Friday, January 8

The Revenant Review

The Revenant
Dir: Alejandro González Iñárritu
Starring: Leonardo DiCaprio, Tom Hardy, Dohmnall Gleeson, Will Poulter, and Forrest Goodluck
20th Century Fox
156 Minutes

One of the great things about New Year’s Eve celebrations is letting the atmosphere take hold of you. I find enjoyment in the few minutes before the clock strikes midnight. The world is quiet, silent, and dark, and then, in an instant, everything comes alive with sound, light, and energy. Director Alejandro González Iñárritu’s film “The Revenant” has this same quality, a work of staggering patience that lingers within dark and bleak atmospheres only to burst to life with scenes of beautiful landscapes and spectacles of brutal violence, all this accompanied by a performance by Leonardo DiCaprio that is beyond committed. “The Revenant” is a painstaking journey, from a talented director, to portray nature and humanity in its most raw and pure form.

Trappers from a fur company are exploring the American wilderness, guided by a cautious yet steadfast man named Hugh Glass (Leonardo DiCaprio). The group is attacked by Native American’s and forced to find a new route through the cold and snowy mountains.

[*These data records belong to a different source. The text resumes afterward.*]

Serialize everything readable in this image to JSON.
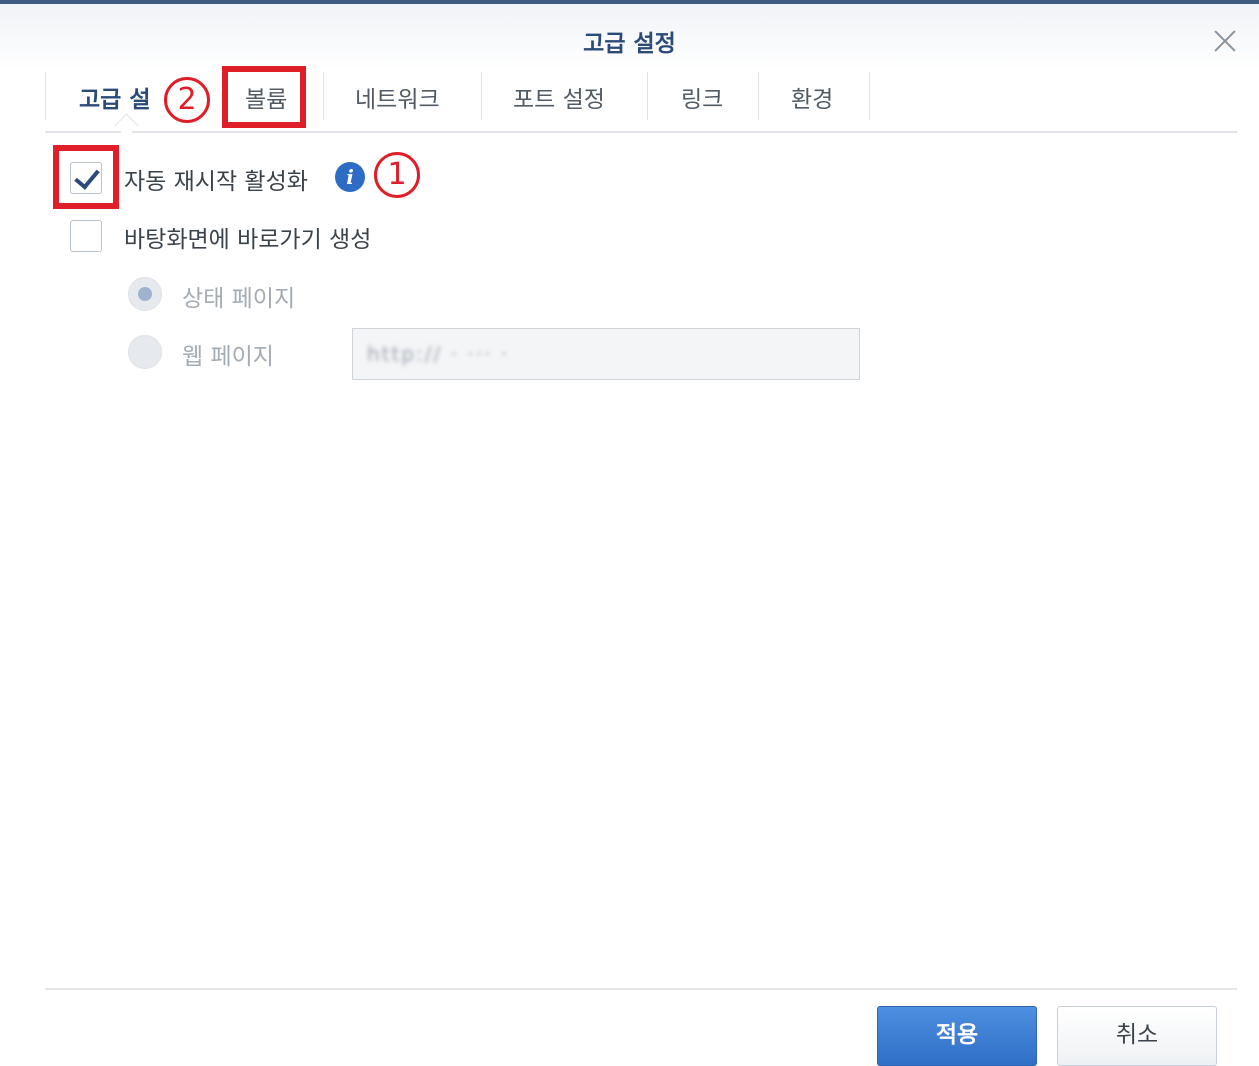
{
  "dialog": {
    "title": "고급 설정"
  },
  "tabs": [
    {
      "label": "고급 설정"
    },
    {
      "label": "볼륨"
    },
    {
      "label": "네트워크"
    },
    {
      "label": "포트 설정"
    },
    {
      "label": "링크"
    },
    {
      "label": "환경"
    }
  ],
  "annotations": {
    "one": "1",
    "two": "2"
  },
  "options": {
    "auto_restart": {
      "label": "자동 재시작 활성화",
      "checked": true,
      "info_icon": "i"
    },
    "desktop_shortcut": {
      "label": "바탕화면에 바로가기 생성",
      "checked": false
    },
    "status_page": {
      "label": "상태 페이지",
      "selected": true
    },
    "web_page": {
      "label": "웹 페이지",
      "selected": false,
      "url_value": "http://  ·  ···  ·"
    }
  },
  "footer": {
    "apply_label": "적용",
    "cancel_label": "취소"
  },
  "colors": {
    "accent": "#2f6fc6",
    "title": "#2a4a78",
    "annotation": "#e01e27"
  }
}
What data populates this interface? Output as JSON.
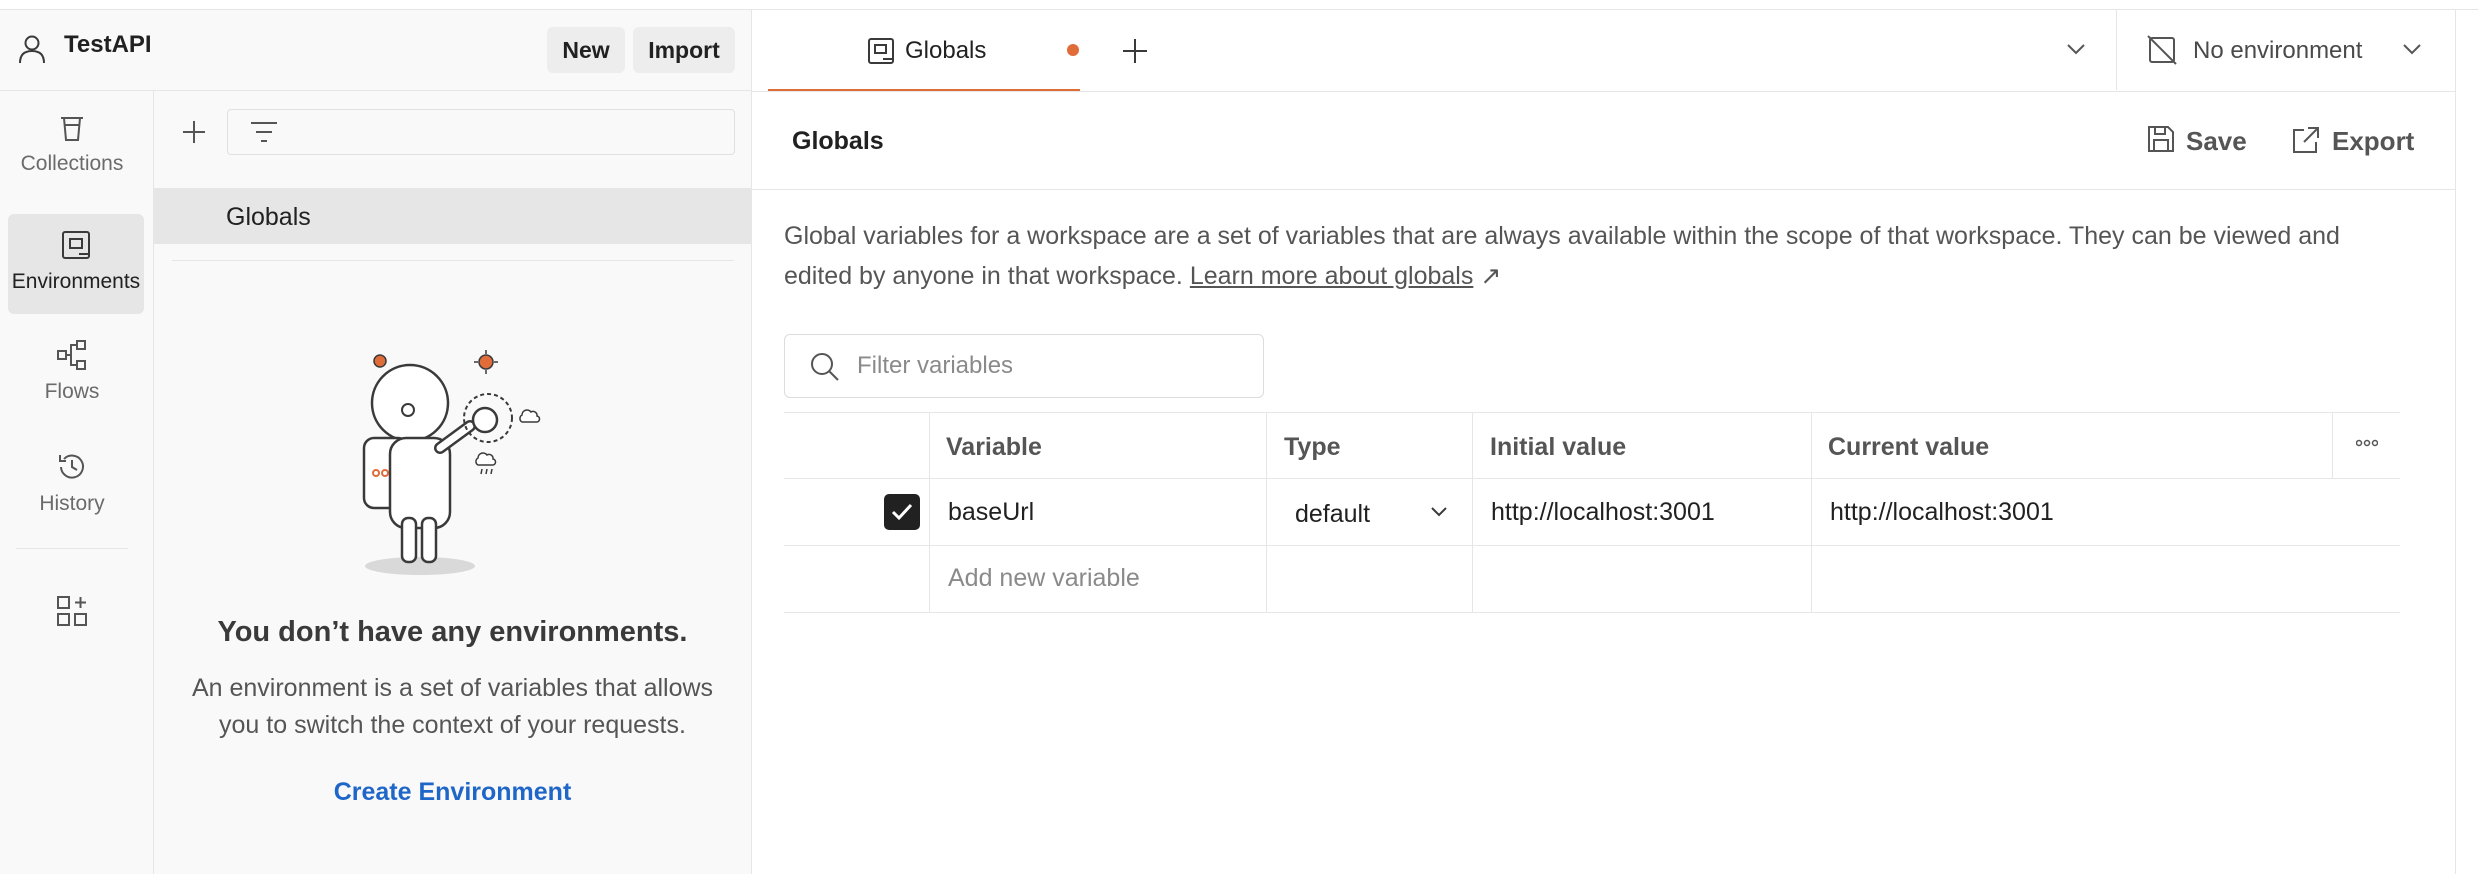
{
  "workspace": {
    "name": "TestAPI",
    "new_label": "New",
    "import_label": "Import"
  },
  "nav": {
    "items": [
      {
        "label": "Collections",
        "icon": "collections-icon"
      },
      {
        "label": "Environments",
        "icon": "environments-icon",
        "active": true
      },
      {
        "label": "Flows",
        "icon": "flows-icon"
      },
      {
        "label": "History",
        "icon": "history-icon"
      }
    ],
    "extra_icon": "add-apps-icon"
  },
  "sidebar": {
    "selected_item": "Globals",
    "empty_title": "You don’t have any environments.",
    "empty_desc": "An environment is a set of variables that allows you to switch the context of your requests.",
    "create_label": "Create Environment"
  },
  "tabs": {
    "active_label": "Globals",
    "unsaved": true,
    "environment_selector": "No environment"
  },
  "globals": {
    "title": "Globals",
    "save_label": "Save",
    "export_label": "Export",
    "description": "Global variables for a workspace are a set of variables that are always available within the scope of that workspace. They can be viewed and edited by anyone in that workspace.",
    "learn_more": "Learn more about globals",
    "learn_more_arrow": "↗",
    "filter_placeholder": "Filter variables",
    "columns": {
      "variable": "Variable",
      "type": "Type",
      "initial": "Initial value",
      "current": "Current value"
    },
    "rows": [
      {
        "enabled": true,
        "variable": "baseUrl",
        "type": "default",
        "initial": "http://localhost:3001",
        "current": "http://localhost:3001"
      }
    ],
    "new_variable_placeholder": "Add new variable"
  },
  "colors": {
    "accent": "#e06c3a",
    "link": "#1f66c9"
  }
}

While scouting the area a bear viciously mauls Glass, leaving him clinging for life. Members of his group (Tom Hardy and Will Poulter), including his son (Forrest Goodluck), stay behind to care for Glass and make sure he is given a proper burial. Betrayal, fear, and murder lead to Glass being left in a shallow grave, forced to crawl inch by inch to seek revenge.

“The Revenant” is based on true events, first described in Michael Punke’s novel “The Revenant: A Novel of Revenge”. It’s a very simplistic narrative design; man is betrayed, man seeks revenge. But in the hands of Mr. Iñárritu this tale of retribution takes on a different kind of life through the director’s unique filmmaking technique and unequaled style. Whether the one-takes, impressively done in an early fight scene that transitions from land, to horseback, then to boat, or the extended scenes that present nature in menacing and serene ways, it all builds in creating an atmosphere that is filled with tension but also, in a way, accomplishes a dream-like or hallucinatory effect.

Leonardo DiCaprio gives an extraordinary lead performance, one of the best of his career. A majority of Mr. DiCaprio’s portrayal in the film is physical and demanding; its been noted that the actor was incredibly diligent with staying in character even when the camera wasn’t rolling but also going to extremes within certain scenes so that Mr. Iñárritu could maintain authenticity with the character. Tom Hardy is also in the film, overdoing a strong accent, but providing a spineless foe that cares more about saving his own hide.

Mr. Iñárritu isn’t one for subtlety, the themes here are big and bursting, sometimes pretentious, as are the locations that sweep through and over and across green and white landscapes that veil the brutal behavior occurring within it. However, even when the elements begin to overtake and muddle one another, especially when the film takes on a spiritual approach to connect Hugh Glass beyond reality, the director provides substance by utilizing his striking style to accommodate the simplicities of the story but also presenting what’s going on in the background during this time in history, the manipulation and genocide of the Native Americans and also the greed of corporations and desperation of the working man in early America. 

“The Revenant” is a cinematic adventure from a director who utilizes elaborate methods to make a revenge film into something far more intricate and provocative than it might have been in different hands.

Monte’s Rating

4.25 out of 5.00

No comments:

Post a Comment